An abandoned tin mine on the Thai island of Phuket has been transformed into a resort that is the embodiment of tropical serenity.
A 20-minute ride from Phuket airport is an enclave bordered by Bang Tao Bay and inland waterways. The 400ha pocket hosts seven hotels, 30 bars and restaurants and a wedding chapel in a fairytale setting.
At first glance Laguna Phuket on the Thai island is a slice of paradise filled with orchids, frangipani trees, palms and ferns. But the lush greenery tells a story of environmental redemption.
The area was once mined for tin. In the 1970s, a United Nations Development Plan team said the Bang Tao area was “too environmentally damaged to have any development potential”.
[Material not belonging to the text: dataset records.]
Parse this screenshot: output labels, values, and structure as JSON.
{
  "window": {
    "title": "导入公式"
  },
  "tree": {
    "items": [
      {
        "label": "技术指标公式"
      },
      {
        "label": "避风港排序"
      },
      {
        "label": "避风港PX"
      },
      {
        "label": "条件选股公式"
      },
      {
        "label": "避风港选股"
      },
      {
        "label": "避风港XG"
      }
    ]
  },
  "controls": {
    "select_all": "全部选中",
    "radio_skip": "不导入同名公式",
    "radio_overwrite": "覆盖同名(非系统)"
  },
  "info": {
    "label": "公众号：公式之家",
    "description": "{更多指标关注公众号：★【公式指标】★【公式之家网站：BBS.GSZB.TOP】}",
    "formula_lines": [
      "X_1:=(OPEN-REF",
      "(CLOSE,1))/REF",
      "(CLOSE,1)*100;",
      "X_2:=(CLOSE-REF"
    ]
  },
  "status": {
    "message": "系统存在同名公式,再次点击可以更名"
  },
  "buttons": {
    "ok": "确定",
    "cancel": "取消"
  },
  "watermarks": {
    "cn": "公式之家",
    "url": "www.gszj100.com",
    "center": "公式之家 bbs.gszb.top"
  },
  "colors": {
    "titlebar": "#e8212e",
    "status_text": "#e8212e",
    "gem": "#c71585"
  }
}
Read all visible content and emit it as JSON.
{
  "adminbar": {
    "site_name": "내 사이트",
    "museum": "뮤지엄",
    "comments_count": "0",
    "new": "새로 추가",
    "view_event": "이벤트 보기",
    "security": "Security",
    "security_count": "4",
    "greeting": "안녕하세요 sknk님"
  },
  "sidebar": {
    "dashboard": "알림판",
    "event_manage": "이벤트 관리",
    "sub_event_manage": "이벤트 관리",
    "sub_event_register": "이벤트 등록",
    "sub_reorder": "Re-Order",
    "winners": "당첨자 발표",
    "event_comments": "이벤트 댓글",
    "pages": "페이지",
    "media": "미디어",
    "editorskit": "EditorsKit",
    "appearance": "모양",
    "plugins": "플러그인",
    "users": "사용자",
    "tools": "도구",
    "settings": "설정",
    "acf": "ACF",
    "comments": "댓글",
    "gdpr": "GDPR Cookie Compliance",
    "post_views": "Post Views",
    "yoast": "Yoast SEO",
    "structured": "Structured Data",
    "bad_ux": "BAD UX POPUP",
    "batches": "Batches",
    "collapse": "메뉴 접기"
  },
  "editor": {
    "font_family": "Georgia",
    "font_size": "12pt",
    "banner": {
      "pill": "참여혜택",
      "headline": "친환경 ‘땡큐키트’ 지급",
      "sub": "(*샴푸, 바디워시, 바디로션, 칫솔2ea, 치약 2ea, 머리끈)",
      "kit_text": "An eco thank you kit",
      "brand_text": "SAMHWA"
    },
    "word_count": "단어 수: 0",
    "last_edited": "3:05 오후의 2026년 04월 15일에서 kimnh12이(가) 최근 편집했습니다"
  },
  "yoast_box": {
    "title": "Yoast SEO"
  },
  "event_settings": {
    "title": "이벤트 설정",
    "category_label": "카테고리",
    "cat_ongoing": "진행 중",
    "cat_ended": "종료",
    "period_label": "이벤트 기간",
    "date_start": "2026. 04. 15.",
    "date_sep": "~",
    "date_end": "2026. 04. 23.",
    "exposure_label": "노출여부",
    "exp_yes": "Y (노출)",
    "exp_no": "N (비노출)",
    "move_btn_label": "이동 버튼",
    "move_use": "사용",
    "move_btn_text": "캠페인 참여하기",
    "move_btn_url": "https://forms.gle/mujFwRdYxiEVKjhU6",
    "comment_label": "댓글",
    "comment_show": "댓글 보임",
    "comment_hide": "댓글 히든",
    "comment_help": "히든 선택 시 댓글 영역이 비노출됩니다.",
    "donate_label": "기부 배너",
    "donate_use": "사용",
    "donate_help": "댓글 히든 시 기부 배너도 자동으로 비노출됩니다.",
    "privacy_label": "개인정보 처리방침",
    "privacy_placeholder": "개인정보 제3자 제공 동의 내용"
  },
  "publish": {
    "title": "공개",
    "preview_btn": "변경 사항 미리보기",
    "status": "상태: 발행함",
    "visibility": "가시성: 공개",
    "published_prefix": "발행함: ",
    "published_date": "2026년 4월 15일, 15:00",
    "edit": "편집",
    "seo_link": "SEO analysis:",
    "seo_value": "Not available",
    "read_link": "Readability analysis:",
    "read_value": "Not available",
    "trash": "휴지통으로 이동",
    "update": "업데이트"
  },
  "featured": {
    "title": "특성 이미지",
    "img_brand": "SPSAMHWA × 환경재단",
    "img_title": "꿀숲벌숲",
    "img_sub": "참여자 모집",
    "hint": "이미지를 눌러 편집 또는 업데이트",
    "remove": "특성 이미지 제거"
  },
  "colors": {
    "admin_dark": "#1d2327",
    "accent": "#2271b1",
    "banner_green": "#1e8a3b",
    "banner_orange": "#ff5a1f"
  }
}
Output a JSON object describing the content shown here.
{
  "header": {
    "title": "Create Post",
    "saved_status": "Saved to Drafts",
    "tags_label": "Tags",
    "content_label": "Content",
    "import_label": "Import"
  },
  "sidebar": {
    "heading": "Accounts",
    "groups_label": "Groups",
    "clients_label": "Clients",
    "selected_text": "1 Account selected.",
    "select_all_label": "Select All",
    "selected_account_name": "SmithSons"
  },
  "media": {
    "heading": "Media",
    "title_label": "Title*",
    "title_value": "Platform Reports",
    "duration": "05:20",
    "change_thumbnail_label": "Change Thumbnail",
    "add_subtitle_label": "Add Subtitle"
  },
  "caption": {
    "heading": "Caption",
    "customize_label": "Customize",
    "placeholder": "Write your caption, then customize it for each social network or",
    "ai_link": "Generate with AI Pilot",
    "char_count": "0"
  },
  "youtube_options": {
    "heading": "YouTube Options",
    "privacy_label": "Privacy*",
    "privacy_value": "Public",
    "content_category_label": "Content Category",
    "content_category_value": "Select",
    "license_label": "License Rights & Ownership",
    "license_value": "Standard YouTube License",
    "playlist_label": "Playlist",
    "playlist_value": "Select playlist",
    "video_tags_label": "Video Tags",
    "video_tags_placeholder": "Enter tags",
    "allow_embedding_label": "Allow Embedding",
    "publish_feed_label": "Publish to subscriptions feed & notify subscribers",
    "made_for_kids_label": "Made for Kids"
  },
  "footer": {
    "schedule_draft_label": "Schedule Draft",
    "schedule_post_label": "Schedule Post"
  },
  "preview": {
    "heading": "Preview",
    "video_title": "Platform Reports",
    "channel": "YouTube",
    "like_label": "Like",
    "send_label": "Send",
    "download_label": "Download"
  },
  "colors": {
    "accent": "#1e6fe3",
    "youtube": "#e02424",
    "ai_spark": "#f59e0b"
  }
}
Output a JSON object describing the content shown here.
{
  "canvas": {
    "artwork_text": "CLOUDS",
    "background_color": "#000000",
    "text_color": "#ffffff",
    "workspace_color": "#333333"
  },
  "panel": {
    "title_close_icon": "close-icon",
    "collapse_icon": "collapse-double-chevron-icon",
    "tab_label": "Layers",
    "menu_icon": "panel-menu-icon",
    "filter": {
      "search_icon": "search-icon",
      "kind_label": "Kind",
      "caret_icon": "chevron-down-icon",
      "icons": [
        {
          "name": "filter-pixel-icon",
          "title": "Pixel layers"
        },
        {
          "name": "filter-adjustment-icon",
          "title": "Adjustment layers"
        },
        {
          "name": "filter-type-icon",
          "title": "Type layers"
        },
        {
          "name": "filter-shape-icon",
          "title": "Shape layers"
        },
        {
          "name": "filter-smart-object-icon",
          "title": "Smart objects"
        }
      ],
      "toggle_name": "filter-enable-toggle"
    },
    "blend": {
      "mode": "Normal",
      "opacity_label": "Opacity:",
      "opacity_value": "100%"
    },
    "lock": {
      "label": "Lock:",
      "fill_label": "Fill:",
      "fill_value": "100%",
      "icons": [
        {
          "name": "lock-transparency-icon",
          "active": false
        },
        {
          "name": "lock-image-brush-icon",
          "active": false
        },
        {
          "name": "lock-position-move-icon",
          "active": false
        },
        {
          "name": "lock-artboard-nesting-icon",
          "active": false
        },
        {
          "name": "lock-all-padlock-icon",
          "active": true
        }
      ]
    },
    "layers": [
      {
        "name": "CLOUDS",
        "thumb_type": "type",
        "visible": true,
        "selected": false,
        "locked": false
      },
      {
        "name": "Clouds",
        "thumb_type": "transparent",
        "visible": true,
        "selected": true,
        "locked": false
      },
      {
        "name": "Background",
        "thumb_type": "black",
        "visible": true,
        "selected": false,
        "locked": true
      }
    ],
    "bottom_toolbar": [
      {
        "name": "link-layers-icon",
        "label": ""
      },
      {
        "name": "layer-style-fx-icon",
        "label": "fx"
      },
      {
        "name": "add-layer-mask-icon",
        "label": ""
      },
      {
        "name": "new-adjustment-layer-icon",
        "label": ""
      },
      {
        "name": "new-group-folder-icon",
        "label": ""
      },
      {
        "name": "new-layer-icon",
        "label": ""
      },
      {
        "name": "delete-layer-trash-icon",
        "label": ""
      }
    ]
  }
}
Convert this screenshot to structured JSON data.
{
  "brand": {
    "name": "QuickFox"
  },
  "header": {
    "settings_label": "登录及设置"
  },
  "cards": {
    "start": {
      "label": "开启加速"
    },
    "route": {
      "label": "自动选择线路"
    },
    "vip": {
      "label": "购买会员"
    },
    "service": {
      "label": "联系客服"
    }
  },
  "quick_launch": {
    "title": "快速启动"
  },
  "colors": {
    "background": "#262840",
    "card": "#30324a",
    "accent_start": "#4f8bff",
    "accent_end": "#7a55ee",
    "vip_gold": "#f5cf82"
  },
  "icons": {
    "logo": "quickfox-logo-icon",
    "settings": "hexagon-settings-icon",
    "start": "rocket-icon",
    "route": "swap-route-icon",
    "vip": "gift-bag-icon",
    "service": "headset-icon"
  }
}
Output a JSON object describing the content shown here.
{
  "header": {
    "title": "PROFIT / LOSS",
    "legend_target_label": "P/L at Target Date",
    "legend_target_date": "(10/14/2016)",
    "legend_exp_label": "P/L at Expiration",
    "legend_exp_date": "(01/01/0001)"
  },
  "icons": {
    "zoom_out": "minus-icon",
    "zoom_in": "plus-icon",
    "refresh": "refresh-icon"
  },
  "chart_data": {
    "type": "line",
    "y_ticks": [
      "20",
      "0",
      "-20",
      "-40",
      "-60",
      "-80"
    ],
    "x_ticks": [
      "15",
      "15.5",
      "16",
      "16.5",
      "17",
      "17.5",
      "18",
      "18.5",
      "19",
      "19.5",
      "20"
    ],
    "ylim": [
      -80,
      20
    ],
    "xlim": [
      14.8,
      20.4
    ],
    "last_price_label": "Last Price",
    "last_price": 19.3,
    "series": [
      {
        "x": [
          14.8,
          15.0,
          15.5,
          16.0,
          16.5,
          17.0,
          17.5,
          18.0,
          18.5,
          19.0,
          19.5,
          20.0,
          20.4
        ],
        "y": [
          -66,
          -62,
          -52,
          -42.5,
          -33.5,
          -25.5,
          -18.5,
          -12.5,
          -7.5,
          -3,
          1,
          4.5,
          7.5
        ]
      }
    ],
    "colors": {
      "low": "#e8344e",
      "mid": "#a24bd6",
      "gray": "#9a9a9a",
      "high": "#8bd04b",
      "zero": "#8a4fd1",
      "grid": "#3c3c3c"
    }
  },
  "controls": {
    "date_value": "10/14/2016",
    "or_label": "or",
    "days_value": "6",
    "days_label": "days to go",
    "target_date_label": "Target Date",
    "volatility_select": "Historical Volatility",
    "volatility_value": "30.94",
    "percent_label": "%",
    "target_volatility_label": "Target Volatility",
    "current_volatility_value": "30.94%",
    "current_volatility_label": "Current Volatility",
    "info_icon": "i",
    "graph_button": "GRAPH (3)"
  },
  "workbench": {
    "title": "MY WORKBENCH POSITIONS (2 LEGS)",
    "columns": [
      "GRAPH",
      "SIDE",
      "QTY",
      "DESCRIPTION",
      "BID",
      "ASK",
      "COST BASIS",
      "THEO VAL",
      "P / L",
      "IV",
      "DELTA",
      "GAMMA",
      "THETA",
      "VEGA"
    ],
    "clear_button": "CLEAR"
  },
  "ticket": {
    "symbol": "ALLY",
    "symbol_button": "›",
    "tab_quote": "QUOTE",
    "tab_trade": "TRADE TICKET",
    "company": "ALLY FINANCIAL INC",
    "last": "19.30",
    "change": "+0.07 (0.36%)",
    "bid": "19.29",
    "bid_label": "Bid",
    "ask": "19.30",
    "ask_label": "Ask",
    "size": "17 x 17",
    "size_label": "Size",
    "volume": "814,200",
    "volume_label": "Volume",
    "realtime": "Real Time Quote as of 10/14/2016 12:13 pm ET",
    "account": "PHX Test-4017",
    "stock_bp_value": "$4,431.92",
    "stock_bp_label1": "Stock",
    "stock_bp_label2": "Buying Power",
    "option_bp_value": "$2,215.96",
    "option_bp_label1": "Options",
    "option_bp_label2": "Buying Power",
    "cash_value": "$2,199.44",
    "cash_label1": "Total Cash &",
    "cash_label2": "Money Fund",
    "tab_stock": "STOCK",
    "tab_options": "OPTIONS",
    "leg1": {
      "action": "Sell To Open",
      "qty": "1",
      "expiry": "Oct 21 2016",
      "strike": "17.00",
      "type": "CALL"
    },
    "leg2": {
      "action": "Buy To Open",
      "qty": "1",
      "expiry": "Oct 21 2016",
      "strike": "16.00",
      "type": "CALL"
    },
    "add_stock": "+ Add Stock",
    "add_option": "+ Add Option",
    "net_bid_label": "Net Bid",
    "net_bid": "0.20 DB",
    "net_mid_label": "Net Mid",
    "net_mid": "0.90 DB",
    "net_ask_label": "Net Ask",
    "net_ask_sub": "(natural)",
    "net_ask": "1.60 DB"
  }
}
Ho Kwon Ping, a former finance journalist, his wife Claire Chiang and his architect brother Ho Kwon Cjan took on the abandoned mine in 1984 at a time when it resembled a grey and pockmarked moonscape. K.P. Ho had vision to gamble on the basket-case site. Phuket was not yet the popular tropical holiday spot it is now but the new owners planted 7000 trees, determined to rehabilitate the area. It was the first step towards building a hospitality empire with 25 hotels and resorts and three golf courses in nine countries.
It’s hard to believe that my luxury DoublePool Villa at Banyan Tree Phuket was once in the middle of such a mess. Now the resort is the embodiment of tropical serenity. In 2015, Laguna Phuket achieved EarthCheck silver certification, a rigorous environmental management program for the travel and tourism industry.
Throughout my stay, the property’s rise from environmental disaster is repeated over and over by proud staff, an inspiring story.
The Laguna Phuket complex is home to the high-end Banyan Tree retreat, the family-focused Angsana hotel rooms and villas, Dusit Thani hotel, Outrigger beach resort and Cassia, a bright and bubbly option aimed at the youth and budget markets.
The properties are connected by boats and shuttle buses. Hotel guests can dine at any of the 30 restaurants and bars and sign the bill back to their room. There’s a shopping village selling everything from souvenirs to sporting goods.
Laguna abuts an 8km stretch of beach of Bang Tao Bay facing the Andaman Sea, although West Australians might find the “white, sandy beaches” don’t measure up to the coast at home. The Xana Beach Club brings the beach and party culture to Angsana.
There’s no reason to leave the Laguna complex and step into Phuket. It’s a hermetically sealed universe with Thai-influenced design and the warmth of Phuket hospitality but lacking the traffic, hawkers and street food you’d find in Phuket.
Everything you need is here.
While world travel is all about getting involved in local culture for some, there are many for whom this holiday model is a godsend.
Then there’s the type of travel that demands minimal fuss and disruption. For business travellers, Laguna has conference facilities and services. There’s also the promise of a team-building getaway and a golf course within reach.
The wedding chapel, resplendent in white, sits proud of the water for a stunningly picturesque venue. Chapel staff can pull together a wedding package, including hair, make-up, flowers, photography and bubbly, taking the stress out of wedding planning. The basic service starts from 40,000 baht ($1600). The gold service ($4000 and upwards) includes Angsana accommodation, a spa treatment and airport transfers.
Laguna is keen to compete with Bali as our favourite Asian getaway. But while there are no direct flights from Perth to Phuket senior staff say the resort, and Phuket more broadly, are at a disadvantage. Thai Airways flies from Perth to Bangkok, then it’s an 80-minute domestic flight from the capital to Phuket.
DisclaimerMelanie Coram was a guest of Banyan Tree Phuket.
You may also like
Podcast: The Pod Well Travelled Episode 4
Australia's bush fire crisis and the Federal government's $76 million tourism recovery package throw into relief the relationship between caring for our unique flora and fauna and maintaining an industry central to helping sustain and promote them. In our latest podcast, Will Yeoman talks to Travel Editor Stephen Scourfield about Australia's "brand" in a competitive international tourism market. They also discuss overrated holiday destinations, travelling vicariously through telling stories, the rise of the holiday selfie and more...
Podcast: Talking Travel 2020: what's coming up
In their first Talking Travel podcast for 2020, Travel Editor Stephen Scourfield and his team look ahead to a New Year packed with stories, tours, events, workshops and more
Singapore slings more than cocktails
RUARI REID finds island’s links to the past are close to home